Friends, especially female friends, would come to me and share their problems, and I would listen.
Some of these problems were quite serious.
One friend’s father physically abused her.
Another dealt with powerful body image issues.
Yet another had developed tremendous insecurity from the medical establishment telling her that she was defective.
Self harm and suicidal ideation were common.
Various adults told me that if a friend expressed suicidal thoughts to me, that I should tell the authorities and let the professionals handle it.
Except I didn’t trust the authorities. Many of these friends had been through the system, and many had come out worse for it.
Taking someone in crisis and ripping them away from all coping mechanisms and support structures to put them in a strange place surrounded by people with more severe issues overseen by an overworked and exhausted staff doesn’t always yield the most positive results.
The overreaction of their parents leading to an increase in their already overprotective and authoritarian tendencies didn’t help either.
Add to that the inherent sexism of a mental health industry in the 90s that saw teenage girls as inherently defective, and I did not see that as a respectful choice to make for them..
When you’re young, everything seems possible and everything seems normal. Whatever your life is is what it is, so this seemed perfectly normal to me.
Doesn’t everyone talk their friends in high school out of suicide attempts?
Looking back, two and a half decades later, I realize that the fact that, every week or so, I’d be the one talking someone down from a potential self harm or suicide attempt is not the typical teenage experience (although more common that we might think.)
I didn’t have training for this. I didn’t have any support, because if I did ask anyone for help, they would call in the authorities. I didn’t even have the Internet in 1995.
What I did have was a desire to help, the gifts of intuition and empathy that God had granted me, and the arrogant sense of duty of a 15 year old boy placed in a situation where he could step up.
No one I was talking to ever made a suicide attempt.
Did I prevent them? Who can tell?
Did I give them an ear and a shoulder when they needed it? I think so.

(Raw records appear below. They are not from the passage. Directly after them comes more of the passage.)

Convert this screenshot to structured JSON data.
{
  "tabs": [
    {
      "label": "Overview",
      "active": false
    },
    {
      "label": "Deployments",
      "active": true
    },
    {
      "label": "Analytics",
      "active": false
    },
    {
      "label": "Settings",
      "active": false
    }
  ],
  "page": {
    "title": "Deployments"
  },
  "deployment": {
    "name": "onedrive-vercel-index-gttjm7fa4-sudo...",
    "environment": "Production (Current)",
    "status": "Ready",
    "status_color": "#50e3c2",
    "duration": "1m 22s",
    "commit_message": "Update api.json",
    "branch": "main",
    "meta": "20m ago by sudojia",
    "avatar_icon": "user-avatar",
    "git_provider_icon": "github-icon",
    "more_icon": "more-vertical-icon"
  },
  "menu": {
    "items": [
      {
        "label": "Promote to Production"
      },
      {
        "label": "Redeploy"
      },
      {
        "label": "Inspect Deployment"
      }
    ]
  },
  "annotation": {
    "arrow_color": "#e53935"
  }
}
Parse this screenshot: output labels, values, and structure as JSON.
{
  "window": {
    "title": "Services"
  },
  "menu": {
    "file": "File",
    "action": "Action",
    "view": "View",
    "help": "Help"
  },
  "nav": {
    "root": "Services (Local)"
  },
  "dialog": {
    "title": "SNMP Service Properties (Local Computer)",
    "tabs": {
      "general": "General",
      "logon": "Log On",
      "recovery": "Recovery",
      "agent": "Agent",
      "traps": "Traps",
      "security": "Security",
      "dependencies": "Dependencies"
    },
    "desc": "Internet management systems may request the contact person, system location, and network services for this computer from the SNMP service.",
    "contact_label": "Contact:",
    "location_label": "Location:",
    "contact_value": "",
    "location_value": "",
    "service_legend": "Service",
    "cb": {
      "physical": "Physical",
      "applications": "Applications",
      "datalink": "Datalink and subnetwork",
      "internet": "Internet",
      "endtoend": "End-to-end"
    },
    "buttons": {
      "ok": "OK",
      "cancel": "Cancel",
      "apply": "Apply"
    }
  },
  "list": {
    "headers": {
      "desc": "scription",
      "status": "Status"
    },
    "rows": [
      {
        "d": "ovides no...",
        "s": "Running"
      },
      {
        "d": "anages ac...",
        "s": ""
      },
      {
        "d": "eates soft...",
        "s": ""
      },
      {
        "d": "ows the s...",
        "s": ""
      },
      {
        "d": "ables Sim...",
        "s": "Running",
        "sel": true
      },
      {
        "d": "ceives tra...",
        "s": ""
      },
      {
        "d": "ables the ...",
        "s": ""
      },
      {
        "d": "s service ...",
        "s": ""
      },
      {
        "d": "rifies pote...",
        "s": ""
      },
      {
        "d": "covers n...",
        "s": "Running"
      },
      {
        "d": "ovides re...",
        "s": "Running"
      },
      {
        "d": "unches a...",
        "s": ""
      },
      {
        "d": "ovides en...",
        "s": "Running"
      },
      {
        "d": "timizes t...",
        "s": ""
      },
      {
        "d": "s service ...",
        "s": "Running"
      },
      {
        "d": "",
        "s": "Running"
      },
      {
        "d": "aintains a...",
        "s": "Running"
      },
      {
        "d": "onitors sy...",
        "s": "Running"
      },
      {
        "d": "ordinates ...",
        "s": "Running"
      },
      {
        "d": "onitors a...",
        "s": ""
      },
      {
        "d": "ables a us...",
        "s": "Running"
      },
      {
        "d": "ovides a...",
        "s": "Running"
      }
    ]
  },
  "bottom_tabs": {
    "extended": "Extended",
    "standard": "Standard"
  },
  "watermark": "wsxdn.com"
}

A few years ago, one of these friends reached out to me after not talking for 20 years because she was in crisis again, which tells me I must have been doing something right.
I learned a great deal from the experience.
I learned about the challenges of growing up female in the 90s (many of which continue to exist today although some things are improving), trying to make impossible compromises among competing needs, drives, and expectations.
I learned the importance of a parent understanding their child and working for their best ultimate outcome, rather than seeing them as an extension of the parent.
I learned that the worst way to prevent a kid from doing something is strict, authoritarian rules.
I learned that the authoritarian parenting style that many parents were taught (and too many are still taught) is ineffective at best and destructive at worst.
I hadn’t thought much about this in a long time, but for some reason, I woke up thinking about it today.
The skills I used in high school are the core talents of a coach. Since then, I have gotten coaching certifications and more formal training, much of which gave me some great clarity on why things I did instinctively worked so well.
I don’t do much crisis coaching anymore, but I do help people to identify their blocks, clarify goals, and uncover power they didn’t know they have to achieve their best life.
Could you host an entire summit with only a single hour of your time?
That’s a good question, and I’m glad you asked it.
I offer a fully done-for-you summit running program. Unlike many other summit running programs, this one requires an absolute minimum of involvement from you in the planning phase. I set up the pages. I find the speakers. I write the copy. I push the speakers to promote. And, I’m there as an MC to help everything run smoothly. You show up and get the elevation of being the host.
The exciting thing about having an offer like this is thinking of new applications.